[Excerpts from an interface dataset]
------
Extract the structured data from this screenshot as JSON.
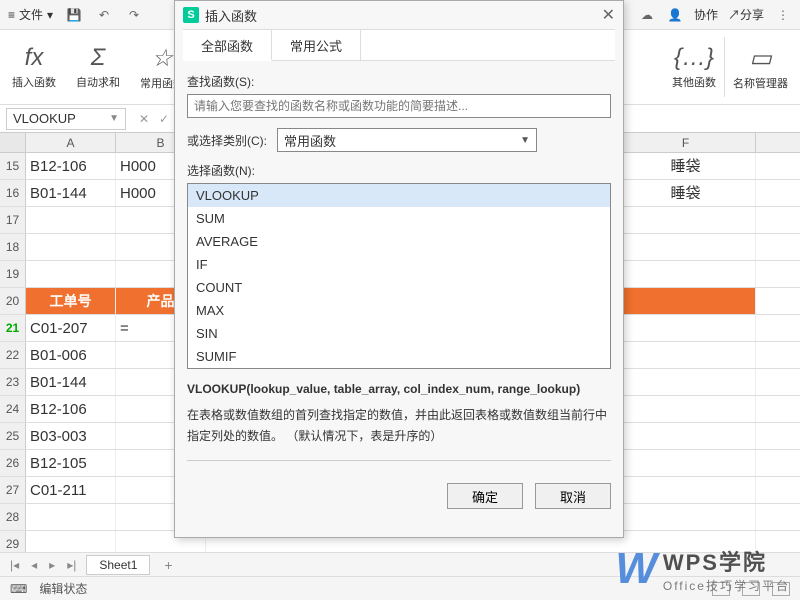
{
  "top": {
    "file": "文件",
    "collab": "协作",
    "share": "分享"
  },
  "ribbon": {
    "insertFunc": {
      "label": "插入函数",
      "icon": "fx"
    },
    "autoSum": {
      "label": "自动求和",
      "icon": "Σ"
    },
    "common": {
      "label": "常用函数",
      "icon": "☆"
    },
    "other": {
      "label": "其他函数",
      "icon": "›"
    },
    "nameMgr": {
      "label": "名称管理器",
      "icon": "▭"
    }
  },
  "nameBox": "VLOOKUP",
  "columns": [
    "A",
    "B",
    "F"
  ],
  "rows": [
    {
      "n": "15",
      "a": "B12-106",
      "b": "H000",
      "f": "睡袋"
    },
    {
      "n": "16",
      "a": "B01-144",
      "b": "H000",
      "f": "睡袋"
    },
    {
      "n": "17"
    },
    {
      "n": "18"
    },
    {
      "n": "19"
    },
    {
      "n": "20",
      "header": true,
      "a": "工单号",
      "b": "产品"
    },
    {
      "n": "21",
      "active": true,
      "a": "C01-207",
      "b": "="
    },
    {
      "n": "22",
      "a": "B01-006"
    },
    {
      "n": "23",
      "a": "B01-144"
    },
    {
      "n": "24",
      "a": "B12-106"
    },
    {
      "n": "25",
      "a": "B03-003"
    },
    {
      "n": "26",
      "a": "B12-105"
    },
    {
      "n": "27",
      "a": "C01-211"
    },
    {
      "n": "28"
    },
    {
      "n": "29"
    }
  ],
  "sheetTab": "Sheet1",
  "statusText": "编辑状态",
  "dialog": {
    "title": "插入函数",
    "tabs": [
      "全部函数",
      "常用公式"
    ],
    "searchLabel": "查找函数(S):",
    "searchPlaceholder": "请输入您要查找的函数名称或函数功能的简要描述...",
    "categoryLabel": "或选择类别(C):",
    "categoryValue": "常用函数",
    "selectLabel": "选择函数(N):",
    "functions": [
      "VLOOKUP",
      "SUM",
      "AVERAGE",
      "IF",
      "COUNT",
      "MAX",
      "SIN",
      "SUMIF"
    ],
    "signature": "VLOOKUP(lookup_value, table_array, col_index_num, range_lookup)",
    "description": "在表格或数值数组的首列查找指定的数值，并由此返回表格或数值数组当前行中指定列处的数值。 （默认情况下，表是升序的）",
    "ok": "确定",
    "cancel": "取消"
  },
  "watermark": {
    "brand": "WPS学院",
    "sub": "Office技巧学习平台"
  }
}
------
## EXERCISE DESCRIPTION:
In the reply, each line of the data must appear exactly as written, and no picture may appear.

## ANSWER TO THE PROBLEM:
Extract the structured data from this screenshot as JSON.
{
  "top": {
    "file": "文件",
    "collab": "协作",
    "share": "分享"
  },
  "ribbon": {
    "insertFunc": {
      "label": "插入函数",
      "icon": "fx"
    },
    "autoSum": {
      "label": "自动求和",
      "icon": "Σ"
    },
    "common": {
      "label": "常用函数",
      "icon": "☆"
    },
    "other": {
      "label": "其他函数",
      "icon": "›"
    },
    "nameMgr": {
      "label": "名称管理器",
      "icon": "▭"
    }
  },
  "nameBox": "VLOOKUP",
  "columns": [
    "A",
    "B",
    "F"
  ],
  "rows": [
    {
      "n": "15",
      "a": "B12-106",
      "b": "H000",
      "f": "睡袋"
    },
    {
      "n": "16",
      "a": "B01-144",
      "b": "H000",
      "f": "睡袋"
    },
    {
      "n": "17"
    },
    {
      "n": "18"
    },
    {
      "n": "19"
    },
    {
      "n": "20",
      "header": true,
      "a": "工单号",
      "b": "产品"
    },
    {
      "n": "21",
      "active": true,
      "a": "C01-207",
      "b": "="
    },
    {
      "n": "22",
      "a": "B01-006"
    },
    {
      "n": "23",
      "a": "B01-144"
    },
    {
      "n": "24",
      "a": "B12-106"
    },
    {
      "n": "25",
      "a": "B03-003"
    },
    {
      "n": "26",
      "a": "B12-105"
    },
    {
      "n": "27",
      "a": "C01-211"
    },
    {
      "n": "28"
    },
    {
      "n": "29"
    }
  ],
  "sheetTab": "Sheet1",
  "statusText": "编辑状态",
  "dialog": {
    "title": "插入函数",
    "tabs": [
      "全部函数",
      "常用公式"
    ],
    "searchLabel": "查找函数(S):",
    "searchPlaceholder": "请输入您要查找的函数名称或函数功能的简要描述...",
    "categoryLabel": "或选择类别(C):",
    "categoryValue": "常用函数",
    "selectLabel": "选择函数(N):",
    "functions": [
      "VLOOKUP",
      "SUM",
      "AVERAGE",
      "IF",
      "COUNT",
      "MAX",
      "SIN",
      "SUMIF"
    ],
    "signature": "VLOOKUP(lookup_value, table_array, col_index_num, range_lookup)",
    "description": "在表格或数值数组的首列查找指定的数值，并由此返回表格或数值数组当前行中指定列处的数值。 （默认情况下，表是升序的）",
    "ok": "确定",
    "cancel": "取消"
  },
  "watermark": {
    "brand": "WPS学院",
    "sub": "Office技巧学习平台"
  }
}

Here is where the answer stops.